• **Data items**
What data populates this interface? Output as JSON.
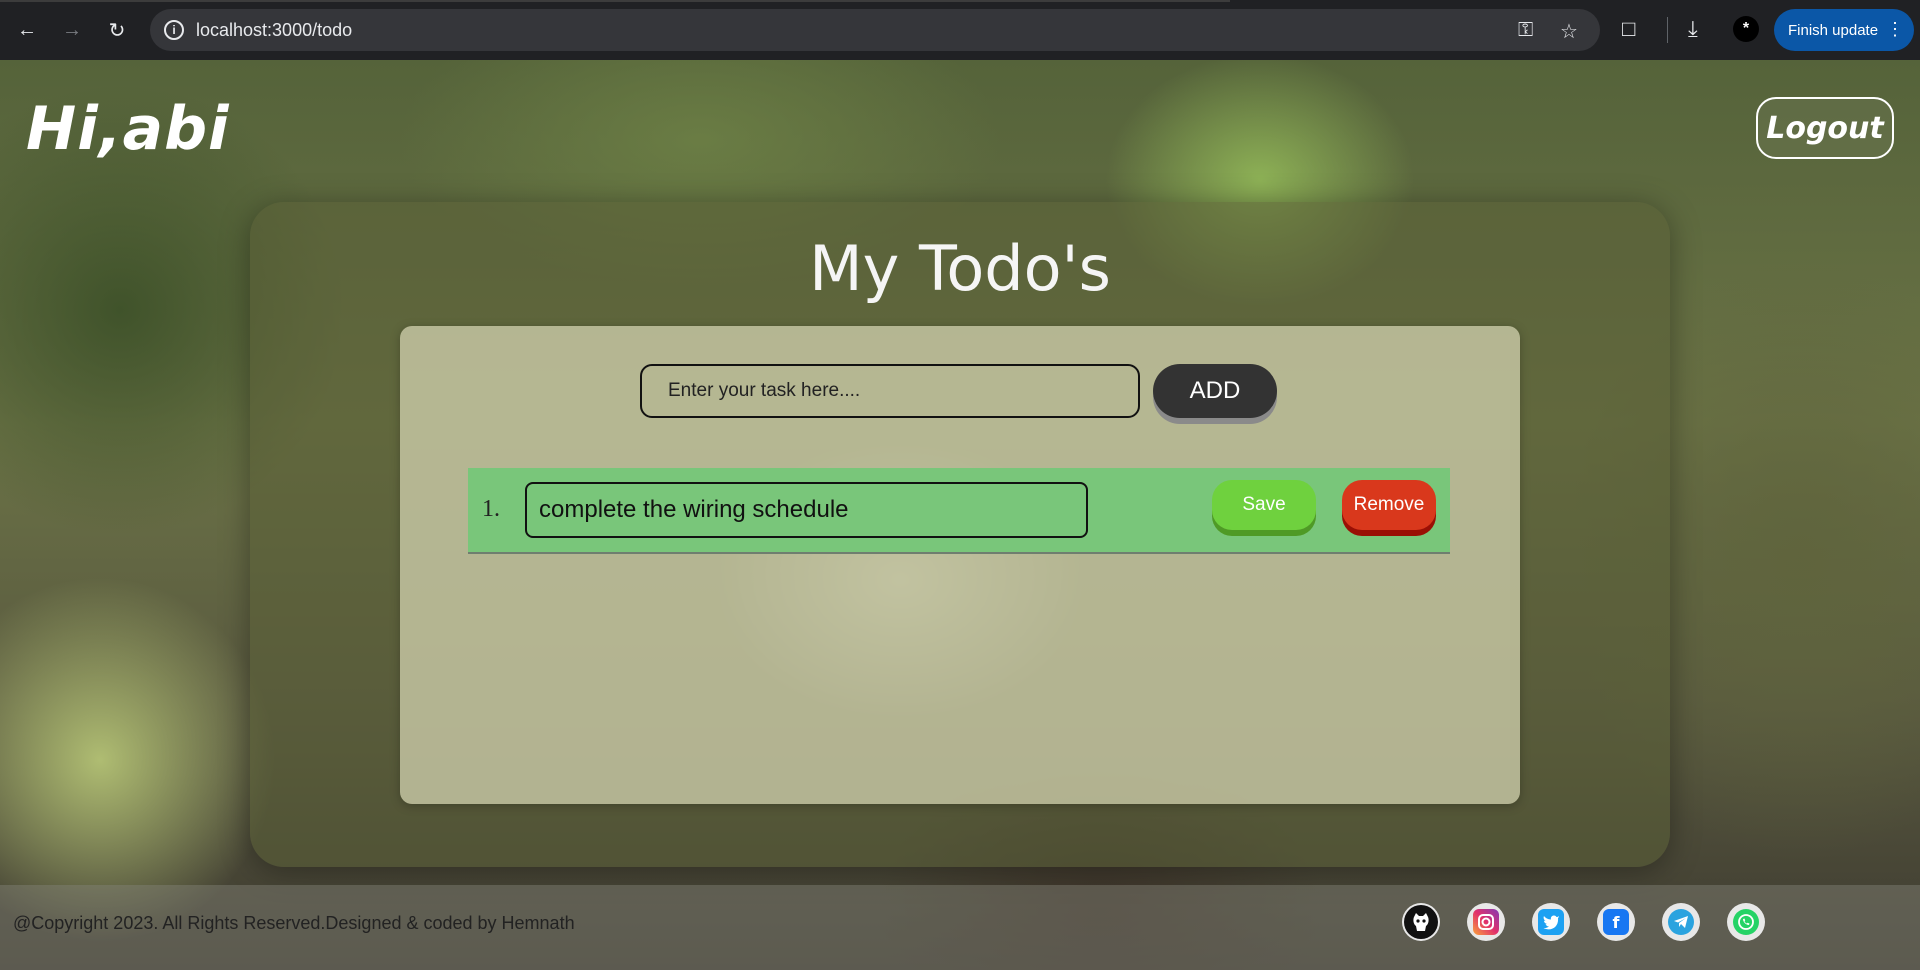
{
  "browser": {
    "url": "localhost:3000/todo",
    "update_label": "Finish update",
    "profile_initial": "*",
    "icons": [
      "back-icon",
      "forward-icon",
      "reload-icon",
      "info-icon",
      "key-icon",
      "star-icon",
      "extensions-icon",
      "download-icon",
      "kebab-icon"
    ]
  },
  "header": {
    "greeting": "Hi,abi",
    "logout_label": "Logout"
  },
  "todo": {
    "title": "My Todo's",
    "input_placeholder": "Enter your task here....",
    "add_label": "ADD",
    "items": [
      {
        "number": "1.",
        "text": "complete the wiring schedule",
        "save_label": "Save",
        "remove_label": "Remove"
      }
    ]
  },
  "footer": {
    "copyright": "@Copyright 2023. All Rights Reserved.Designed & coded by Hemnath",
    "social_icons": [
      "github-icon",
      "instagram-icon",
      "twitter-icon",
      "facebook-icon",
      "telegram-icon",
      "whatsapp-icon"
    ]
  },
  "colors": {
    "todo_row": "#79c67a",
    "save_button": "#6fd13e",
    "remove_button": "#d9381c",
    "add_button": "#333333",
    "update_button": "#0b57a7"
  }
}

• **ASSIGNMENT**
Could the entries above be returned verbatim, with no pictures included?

• **COMPLETED TASK**
What data populates this interface? Output as JSON.
{
  "browser": {
    "url": "localhost:3000/todo",
    "update_label": "Finish update",
    "profile_initial": "*",
    "icons": [
      "back-icon",
      "forward-icon",
      "reload-icon",
      "info-icon",
      "key-icon",
      "star-icon",
      "extensions-icon",
      "download-icon",
      "kebab-icon"
    ]
  },
  "header": {
    "greeting": "Hi,abi",
    "logout_label": "Logout"
  },
  "todo": {
    "title": "My Todo's",
    "input_placeholder": "Enter your task here....",
    "add_label": "ADD",
    "items": [
      {
        "number": "1.",
        "text": "complete the wiring schedule",
        "save_label": "Save",
        "remove_label": "Remove"
      }
    ]
  },
  "footer": {
    "copyright": "@Copyright 2023. All Rights Reserved.Designed & coded by Hemnath",
    "social_icons": [
      "github-icon",
      "instagram-icon",
      "twitter-icon",
      "facebook-icon",
      "telegram-icon",
      "whatsapp-icon"
    ]
  },
  "colors": {
    "todo_row": "#79c67a",
    "save_button": "#6fd13e",
    "remove_button": "#d9381c",
    "add_button": "#333333",
    "update_button": "#0b57a7"
  }
}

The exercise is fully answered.